The New Year began with the January 2d release of an alimony case, Vedensky v. Vedensky, by the Massachusetts Appeals Court. It is noticeable for several reasons:
Determined to start 2015 in a positive note, we will discuss the first four points here, and the last, lamented, one in a separate, subsequent entry.
The rehabilitative alimony phenomenon. An out-sized proportion of the appellate cases decided under the Alimony Reform Act (eff. 3.1.12) to date are appeals from rehabilitative alimony awards. While this short-term support remedy was never foreclosed here, its application was inhibited by case law prohibitions on pre-determined termination dates generally, which was itself a major spur for the reform effort. This must be a popular part of the new statute, causing rapid case law development as judges grant rehabilitative orders and necessarily grapple with it conceptually, and with the relevant factors to apply all alimony questions, namely ability to pay and the needs of the recipient. It also means that rules that will more often apply to general term alimony (we assume) are being made in the less usual context of fixed, short-term support. We wonder how this may impact those rules.
The applicable judgment against which to measure change. The alimony question in Vendensky was advanced by a 2011 complaint for modification brought by the former husband. The parties did not make alimony provisions in their divorce agreement/judgment, but they expressly reserved the parties’ rights to seek alimony in the future. They stipulated to child support orders, paid by husband to wife. In 2007, the husband sought reduction of child support because of job loss, psychiatric disability and SSA disability dependent payments now payable to the wife. He succeeded. When his disability persisted, the husband brought his alimony modification action.
The wife advanced a defense that the action was barred because the Husband’s employment problems (he had actually become partially re-employed) and disability had preceded the child support modification judgment. Predictably, she argued that since no material negative change occurred since that judgment, it was impossible for the husband to meet his burden of proving material change to justify further support relief. The husband argued, and the trial judge and Appeals Court agreed, however, that the material change burden ran from the facts existing at the time of divorce the last time that alimony was addressed (i.e., no disability or employment problems); and not from the later child support modification judgment, when alimony was not in issue.
This was an important decision, if not entirely novel. To find otherwise, the appellate court reasoned, would compel parties to seek alimony when it is not needed, so as to protect against being foreclosed from requesting it a later date when it might become necessary.
Second or secondary jobs. The wife is a doctor who had a primary full time job that she elected to augment with per diem moonlighting at a rehabilitation hospital, post-divorce. In evaluating her ability to pay alimony, the trial judge included the income from her second job when calculating the wife’s income available for support, despite the presumption of M.G.L., chapter 208, section 54(b) that suggests that such earnings not be considered. Overreaching further, the judge imputed income to the wife by finding that she could make even greater income money by moonlighting more!

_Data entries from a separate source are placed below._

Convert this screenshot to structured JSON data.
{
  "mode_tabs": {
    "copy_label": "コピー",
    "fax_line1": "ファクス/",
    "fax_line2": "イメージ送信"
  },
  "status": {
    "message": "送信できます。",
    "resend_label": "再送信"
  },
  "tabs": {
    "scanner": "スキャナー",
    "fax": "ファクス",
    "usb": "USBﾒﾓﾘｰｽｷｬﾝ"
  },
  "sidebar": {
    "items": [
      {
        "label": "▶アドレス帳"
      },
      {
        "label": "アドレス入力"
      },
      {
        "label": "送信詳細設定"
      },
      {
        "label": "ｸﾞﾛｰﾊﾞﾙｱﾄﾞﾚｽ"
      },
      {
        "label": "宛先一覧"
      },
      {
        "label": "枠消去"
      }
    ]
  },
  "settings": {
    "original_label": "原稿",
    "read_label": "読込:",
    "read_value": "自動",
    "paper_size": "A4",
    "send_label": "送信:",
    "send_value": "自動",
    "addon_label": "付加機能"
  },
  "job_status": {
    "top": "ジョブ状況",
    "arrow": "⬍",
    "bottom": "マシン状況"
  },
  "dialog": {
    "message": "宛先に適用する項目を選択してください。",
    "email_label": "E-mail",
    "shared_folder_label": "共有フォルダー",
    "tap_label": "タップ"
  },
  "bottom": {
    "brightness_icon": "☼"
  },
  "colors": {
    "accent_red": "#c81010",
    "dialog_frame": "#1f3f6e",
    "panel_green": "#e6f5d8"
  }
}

The Appeals Court correctly vacated these income findings because the Probate and Family Court judge did not find any facts that amounted to a rebuttal of the presumption against including the wife’s second job income, especially, here, where the wife was working a side-job as primary caretaker of the parties’ children, with no financial contribution from the husband (other than SSA payments on his behalf). The double insult of attributing income to the more than fully employed wife was equally out-of-bounds, the appellate panel found, since the judge did not find, and could not have found, the wife to be “underemployed”.
The Appeals Court intersected the two statutory provisions with one concise ruling, that:

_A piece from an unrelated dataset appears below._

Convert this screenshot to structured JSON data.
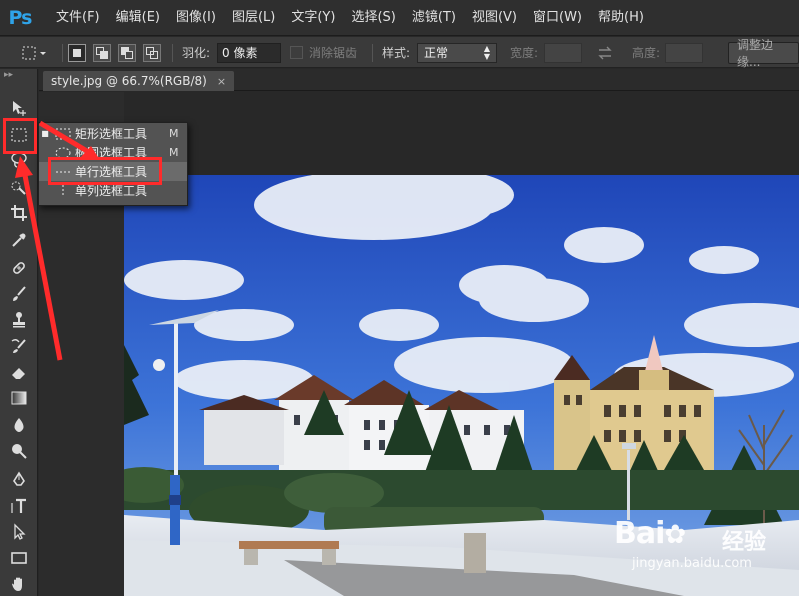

A useful and sensible conclusion.
The husband’s income capacity. The trial judge determined the husband’s present income capacity to be the maximum earnings that the husband may earn under SSA regulations without jeopardizing his disability benefits during the rehabilitative alimony term selected (2 years). The wife argued for a less restrictive measure, specifically the SSA standard that applies at the outset of disability payments. The Appeals Court agreed that the trial court was justified in crediting the standard prevailing at the time of his decision, during a period when the court is expecting the Husband to be working towards a return to full time work, as indicated by counseling orders and the 2-year alimony term. This is a relatively narrow ruling on very specific facts, but it is respectful of the trial court’s sound discretion.
The result and the husband’s needs. The Appeals Court reversed the Probate Court’s judgment because the judge’s over-counting of the wife’s income may have skewed the alimony sum result unfairly. They could have, and should have, let it rest there. We promised to stay positive and leave the matter of needs for another day, and that we shall do.